From a few yards a way, the black hole’s gravity would be barely noticeable, so this kind of black hole wouldn’t have an effect on the gravity of the Solar System. At less than an inch, though, the gravity would be intense. It would suck up air as it passed through the atmosphere of the Earth, and start to make a small accretion disk. To such a tiny black hole, the Earth seems close to a vacuum, so it would probably pass right through, leaving a wake of radiation in its path and nothing more.
A black hole of this variety with a mass of the Earth, however, would be roughly the size of a peanut, and would be able to potentially swing the Moon straight into the Earth, depending, of course, on the trajectory and speed of the black hole. Yikes, again. Not only that, if it were to impact the Earth, the devastation would be total: as it entered the atmosphere, it would suck up a lot of gas and form a radioactive accretion disk. As it got closer, people and objects on the surface would be sucked up into it. Once it impacted the surface, it would start swallowing up the Earth, and probably eat its way all the way through. In this scenario, the Earth would end up being nothing more than a wispy disk of debris around the remaining black hole.
Black holes are scary and cool, and none of the scenarios depicted here are even remotely likely to happen, even if they’re fun to think about. If you want to learn more about black holes, Hubblesite has an excellent encyclopedia, as does Stardate.org. You can also check out the rest of our section on black holes in the Guide to Space, or listen to the multiple Astronomy Cast episodes on the subject, like Episodes 18, or the questions show on Black, Black Holes. Much of the information on the likelihood and aftereffects of a black hole collision with the Earth in this article is taken from chapter 5 in Phil Plait‘s “Death from the Skies!”
If there’s something wrong with it, the LHC might have the power to damage itself, but it can’t do anything to the Earth, or the Universe in general.
There are two worries that people have: black holes and strange matter.
One of the goals of the Large Hadron Collider is to simulate microscopic black holes that might have been generated in the first few moments of the Big Bang. Some people are worried that these artificial black holes might get loose, and then consume the Earth from within, eventually moving on to destroy the Solar System.
The physicists are confident that any black holes they create will evaporate almost instantaneously into a shower of particles. In fact, the theories that predict that black holes can be created also predicts that black holes will evaporate. The two concepts go hand in hand.
The other worry is that the Large Hadron Collider will create a theorized material called strangelets. This “strange matter” would then be able to infect other matter, turning the entire planet into a blog of strange matter.
This strange matter is completely theoretical, and once again, the same theories that say it might be produced in the Large Hadron Collider also rule out any risks from it.

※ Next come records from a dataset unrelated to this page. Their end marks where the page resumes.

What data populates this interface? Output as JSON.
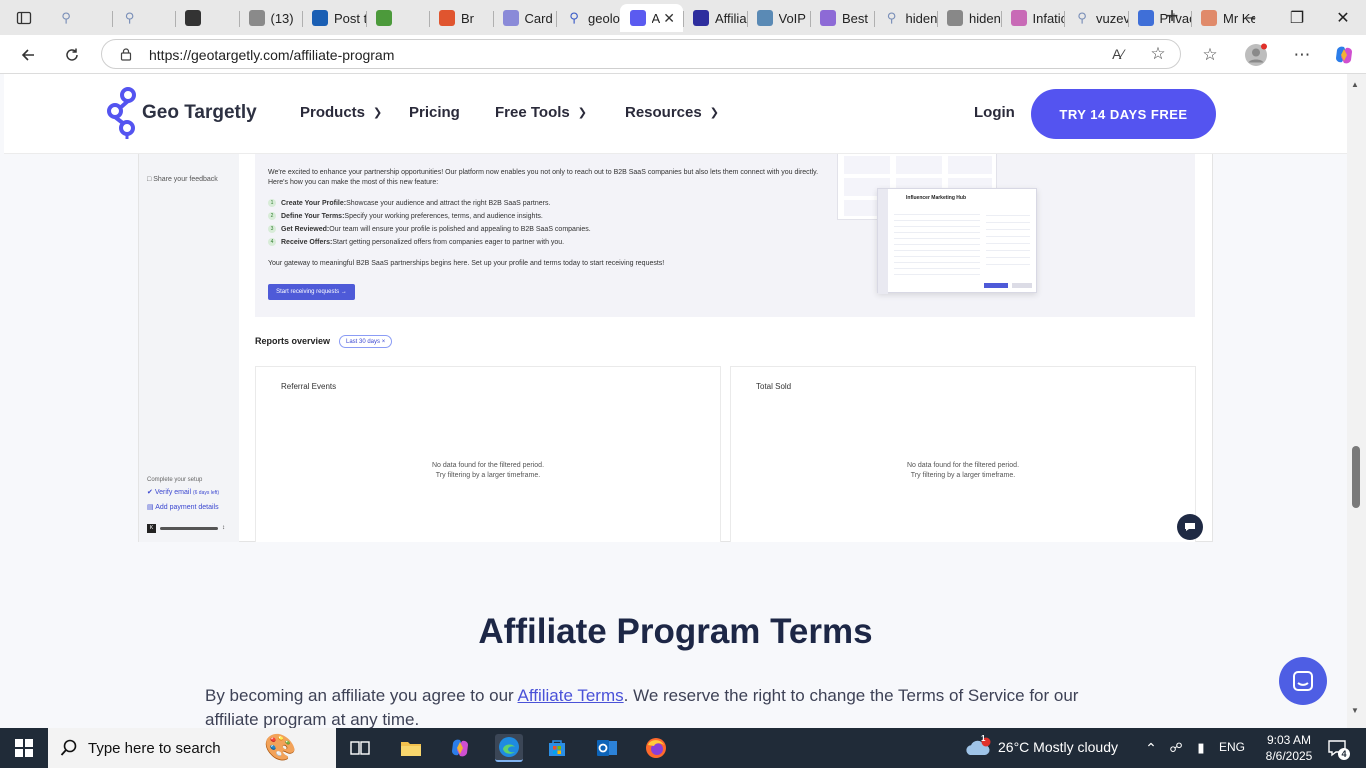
{
  "browser": {
    "tabs": [
      {
        "title": "",
        "icon": "search-icon",
        "color": "#7a8fb8"
      },
      {
        "title": "",
        "icon": "search-icon",
        "color": "#7a8fb8"
      },
      {
        "title": "",
        "icon": "chatgpt-icon",
        "color": "#333333"
      },
      {
        "title": "(13)",
        "icon": "b-icon",
        "color": "#8a8a8a"
      },
      {
        "title": "Post t",
        "icon": "xf-icon",
        "color": "#1a5fb4"
      },
      {
        "title": "",
        "icon": "puzzle-icon",
        "color": "#4c9a3b"
      },
      {
        "title": "Br",
        "icon": "brave-icon",
        "color": "#e0552f"
      },
      {
        "title": "Card",
        "icon": "c-icon",
        "color": "#8a8ad8"
      },
      {
        "title": "geolo",
        "icon": "search-icon",
        "color": "#3a5bc7"
      },
      {
        "title": "A",
        "icon": "geotargetly-icon",
        "color": "#5b5bf0",
        "active": true
      },
      {
        "title": "Affilia",
        "icon": "affiliate-icon",
        "color": "#2e2e9e"
      },
      {
        "title": "VoIP",
        "icon": "voip-icon",
        "color": "#5a8ab5"
      },
      {
        "title": "Best",
        "icon": "best-icon",
        "color": "#8d6ad6"
      },
      {
        "title": "hiden",
        "icon": "search-icon",
        "color": "#7a8fb8"
      },
      {
        "title": "hiden",
        "icon": "shield-icon",
        "color": "#888888"
      },
      {
        "title": "Infatic",
        "icon": "infatica-icon",
        "color": "#c86ab6"
      },
      {
        "title": "vuzev",
        "icon": "search-icon",
        "color": "#7a8fb8"
      },
      {
        "title": "Privac",
        "icon": "privacy-icon",
        "color": "#3f6fd8"
      },
      {
        "title": "Mr Ke",
        "icon": "mk-icon",
        "color": "#e08a6a"
      }
    ],
    "url": "https://geotargetly.com/affiliate-program"
  },
  "site": {
    "logo_text": "Geo Targetly",
    "nav": {
      "products": "Products",
      "pricing": "Pricing",
      "free_tools": "Free Tools",
      "resources": "Resources",
      "login": "Login",
      "cta": "TRY 14 DAYS FREE"
    },
    "accent": "#5454f0"
  },
  "mock": {
    "side_feedback": "Share your feedback",
    "side_setup": "Complete your setup",
    "side_verify": "Verify email",
    "side_verify_badge": "(6 days left)",
    "side_payment": "Add payment details",
    "side_account": "K",
    "intro": "We're excited to enhance your partnership opportunities! Our platform now enables you not only to reach out to B2B SaaS companies but also lets them connect with you directly. Here's how you can make the most of this new feature:",
    "steps": [
      {
        "num": "1",
        "bold": "Create Your Profile:",
        "text": "Showcase your audience and attract the right B2B SaaS partners."
      },
      {
        "num": "2",
        "bold": "Define Your Terms:",
        "text": "Specify your working preferences, terms, and audience insights."
      },
      {
        "num": "3",
        "bold": "Get Reviewed:",
        "text": "Our team will ensure your profile is polished and appealing to B2B SaaS companies."
      },
      {
        "num": "4",
        "bold": "Receive Offers:",
        "text": "Start getting personalized offers from companies eager to partner with you."
      }
    ],
    "gateway": "Your gateway to meaningful B2B SaaS partnerships begins here. Set up your profile and terms today to start receiving requests!",
    "promo_button": "Start receiving requests →",
    "preview_title": "Influencer Marketing Hub",
    "reports_title": "Reports overview",
    "filter_chip": "Last 30 days ×",
    "panels": [
      {
        "title": "Referral Events",
        "empty1": "No data found for the filtered period.",
        "empty2": "Try filtering by a larger timeframe."
      },
      {
        "title": "Total Sold",
        "empty1": "No data found for the filtered period.",
        "empty2": "Try filtering by a larger timeframe."
      }
    ]
  },
  "terms": {
    "title": "Affiliate Program Terms",
    "body_before": "By becoming an affiliate you agree to our ",
    "link": "Affiliate Terms",
    "body_after": ". We reserve the right to change the Terms of Service for our affiliate program at any time."
  },
  "taskbar": {
    "search_placeholder": "Type here to search",
    "weather_badge": "1",
    "weather": "26°C  Mostly cloudy",
    "lang": "ENG",
    "time": "9:03 AM",
    "date": "8/6/2025",
    "notif_count": "4"
  }
}
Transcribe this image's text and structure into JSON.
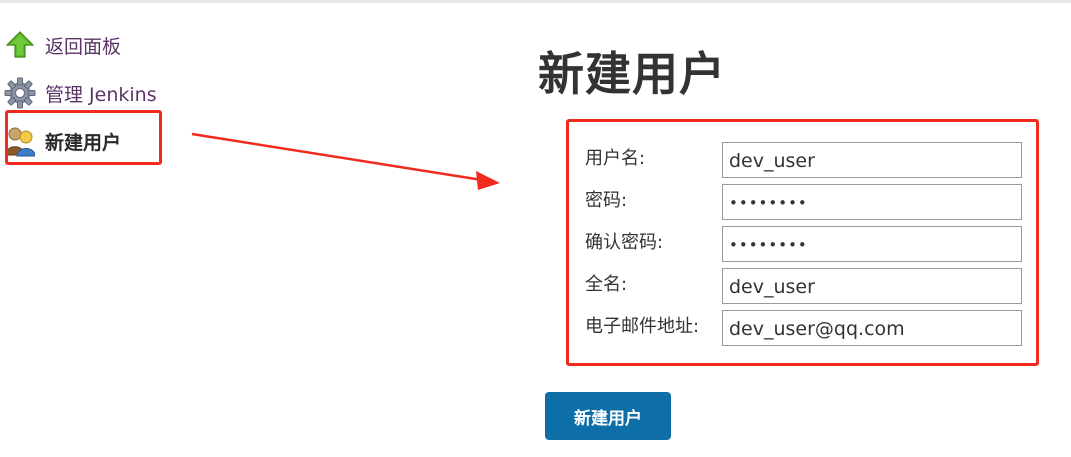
{
  "sidebar": {
    "items": [
      {
        "label": "返回面板",
        "icon": "up-arrow-icon"
      },
      {
        "label": "管理 Jenkins",
        "icon": "gear-icon"
      },
      {
        "label": "新建用户",
        "icon": "user-icon"
      }
    ]
  },
  "main": {
    "title": "新建用户",
    "form": {
      "fields": [
        {
          "label": "用户名:",
          "value": "dev_user",
          "type": "text"
        },
        {
          "label": "密码:",
          "value": "••••••••",
          "type": "password"
        },
        {
          "label": "确认密码:",
          "value": "••••••••",
          "type": "password"
        },
        {
          "label": "全名:",
          "value": "dev_user",
          "type": "text"
        },
        {
          "label": "电子邮件地址:",
          "value": "dev_user@qq.com",
          "type": "text"
        }
      ]
    },
    "submit_label": "新建用户"
  },
  "colors": {
    "accent": "#0d6ea8",
    "highlight": "#f02a1e",
    "link": "#5c3566"
  }
}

One of the most important considerations is the fact that the Moon is struck by high energy cosmic rays that dwarf the power of the Large Hadron Collider. They were likely blasted out of the environment around a supermassive black hole.
These have been raining down on the Moon for billions of years, and so far, it hasn’t turned into a black hole or strange matter.